slightly less concentrated?

Would you recommend that I dilute the acid less than 3 parts water
to 1 part acid - i’m trying to etch silver plated nickel

Best Wishes
Jeanette

I just read your posting on trying to etch silver plate over nickel.
Your solution is probably too strong to be the most effective. You
need to get your solution down to 10%-30% strength. Use distilled
water, not tap water; acid into water.

Now then, to rain on your parade–no one who hasn’t had chemical
hazard
training and access to a fully equipped lab setting, with an
eye wash station and dump shower, should be using the highly caustic
acids. There is just too much potential for a serious accident,
particularly with your lung tissue. Please consider using a safer
alternative, such as ferric nitrate. It has a slower etch, yes, but
the nice advantage is that it will stop when it gets to the nickel.
Useful for multiple metal laminations, say when you want a contrast
situation, or to remove some material in mokume, so there is more
relief contrast.

I suggest you dilute 1 part acid to 2 parts water. That will give you
a three-fold dilution rather than the four-fold dilution recommended.

Best regards,
Tom Warden

Thanks for the advice. I did read about ferric nitrate last year but
wasnt able to find any to buy in england, I will have another try.

Best Wishes
Jeanette

Hi Jeanette,

I did read about ferric nitrate last year but wasnt able to find
any to buy in england, I will have another try. 

You might look for shops that sell items to electronics buffs. They
use it to etch printed circuit boards.

Dave

I did read about ferric nitrate last year but wasnt able to find
any to buy in england, I will have another try. 
 You might look for shops that sell items to electronics buffs.
They use it to etch printed circuit boards. 

That’s ferric chloride, which etches copper and brass, not ferric
nitrate for silver. (At least at Radio Shack!)

–Noel

You might look for shops that sell items to electronics buffs. They
use it to etch printed circuit boards.

No Ferric Chloride is used for PC board etching not Ferric Nitrate

Jim Binnion

James Binnion Metal Arts
Phone (360) 756-6550
Toll Free (877) 408 7287
Fax (360) 756-2160


@James_Binnion
Member of the Better Business Bureau

Hi Jeanette

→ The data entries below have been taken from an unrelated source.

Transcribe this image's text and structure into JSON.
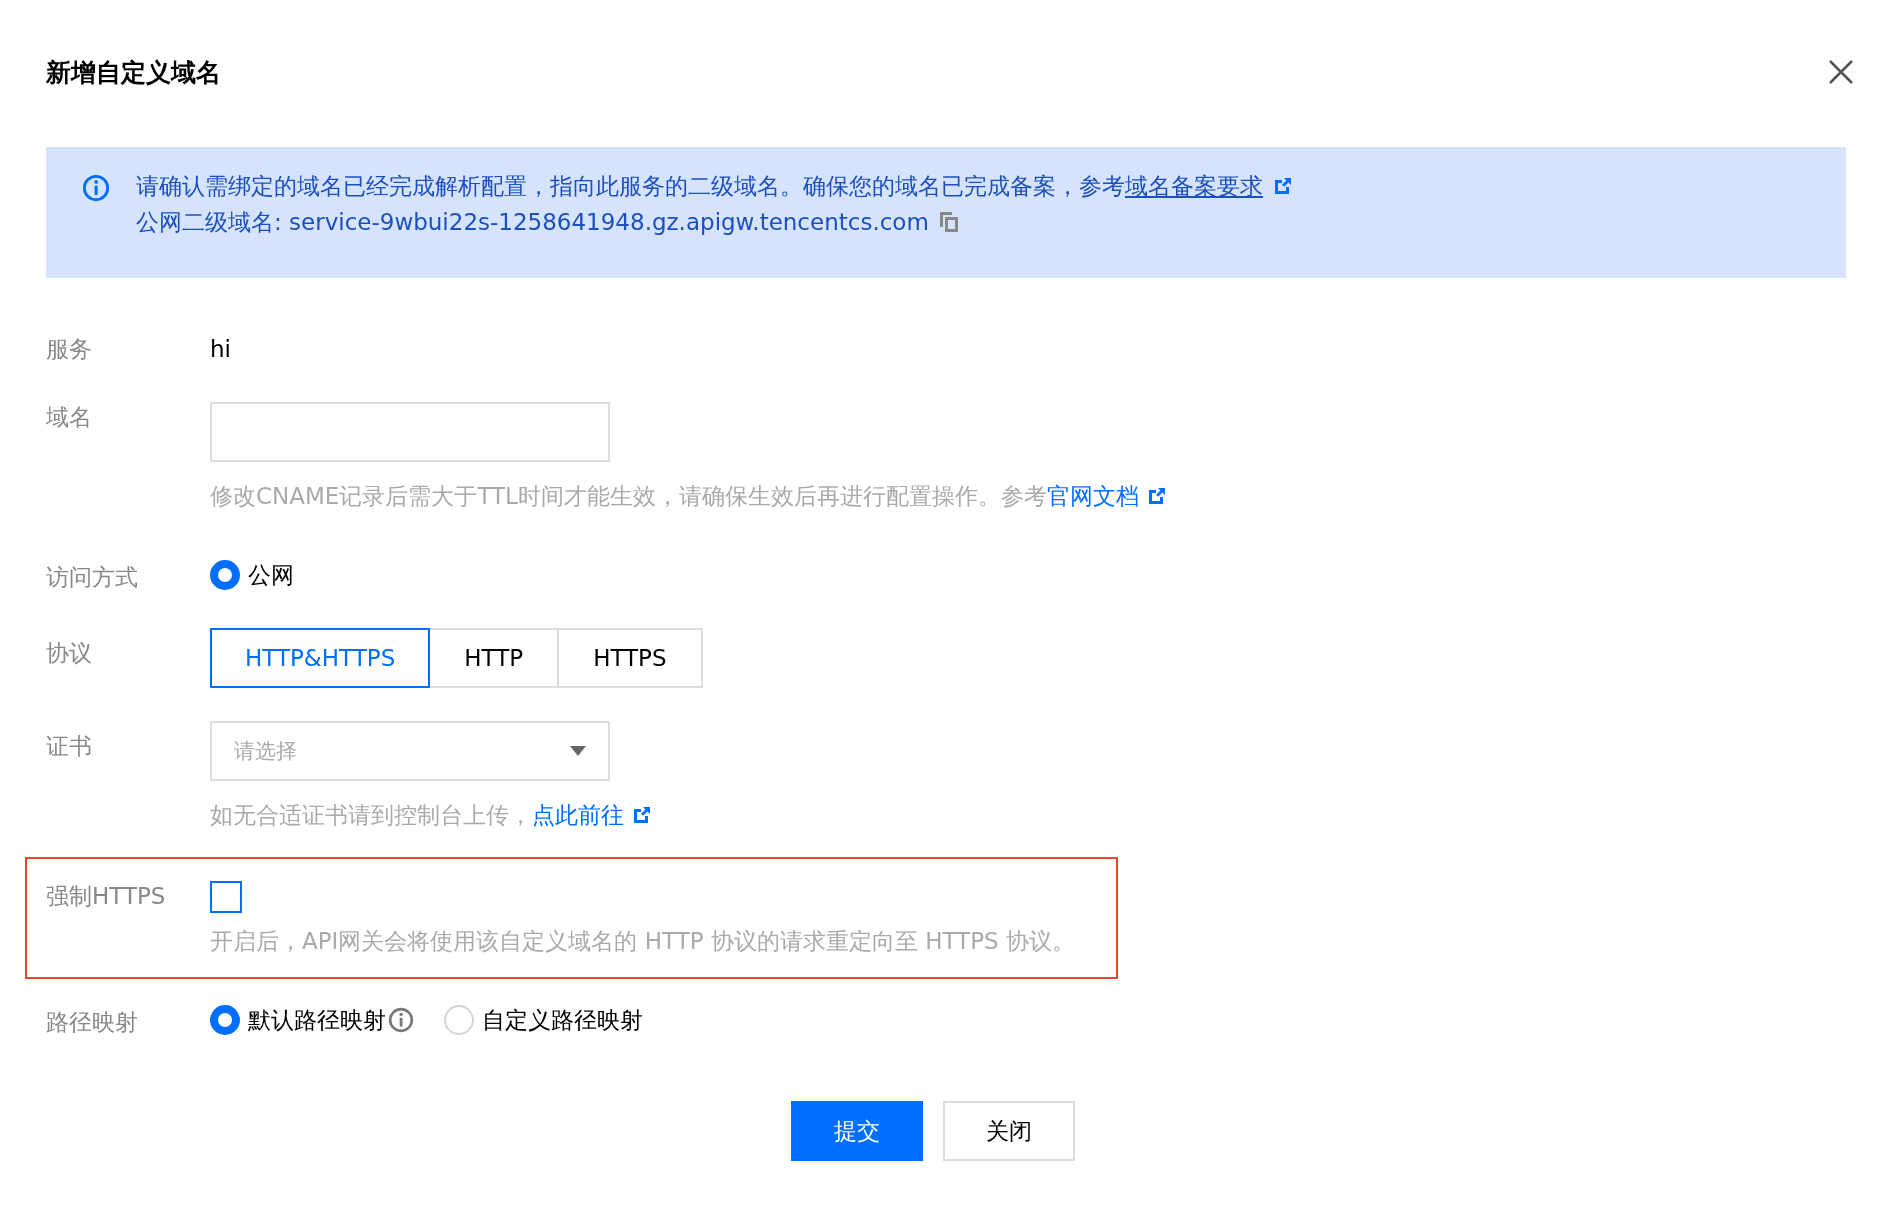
{
  "dialog": {
    "title": "新增自定义域名"
  },
  "notice": {
    "text": "请确认需绑定的域名已经完成解析配置，指向此服务的二级域名。确保您的域名已完成备案，参考",
    "link": "域名备案要求",
    "domain_line": "公网二级域名: service-9wbui22s-1258641948.gz.apigw.tencentcs.com"
  },
  "fields": [
    {
      "kind": "text",
      "label": "服务",
      "value": "hi"
    },
    {
      "kind": "input",
      "label": "域名",
      "hint": "修改CNAME记录后需大于TTL时间才能生效，请确保生效后再进行配置操作。参考",
      "hint_link": "官网文档"
    },
    {
      "kind": "radio",
      "label": "访问方式",
      "options": [
        {
          "label": "公网",
          "selected": true,
          "info": false
        }
      ]
    },
    {
      "kind": "segmented",
      "label": "协议",
      "options": [
        {
          "label": "HTTP&HTTPS",
          "selected": true
        },
        {
          "label": "HTTP",
          "selected": false
        },
        {
          "label": "HTTPS",
          "selected": false
        }
      ]
    },
    {
      "kind": "select",
      "label": "证书",
      "placeholder": "请选择",
      "hint": "如无合适证书请到控制台上传，",
      "hint_link": "点此前往"
    },
    {
      "kind": "checkbox",
      "label": "强制HTTPS",
      "checked": false,
      "highlighted": true,
      "hint": "开启后，API网关会将使用该自定义域名的 HTTP 协议的请求重定向至 HTTPS 协议。"
    },
    {
      "kind": "radio",
      "label": "路径映射",
      "options": [
        {
          "label": "默认路径映射",
          "selected": true,
          "info": true
        },
        {
          "label": "自定义路径映射",
          "selected": false,
          "info": false
        }
      ]
    }
  ],
  "buttons": [
    {
      "label": "提交",
      "primary": true
    },
    {
      "label": "关闭",
      "primary": false
    }
  ]
}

I bought ferric nitrate from Rose Chemicals last year in the UK
http://www.rose-chemicals.co.uk

Joy

No Ferric Chloride is used for PC board etching not Ferric Nitrate 

Ferric nitrate makes a very nice brown patina on bronze…

Owen Walker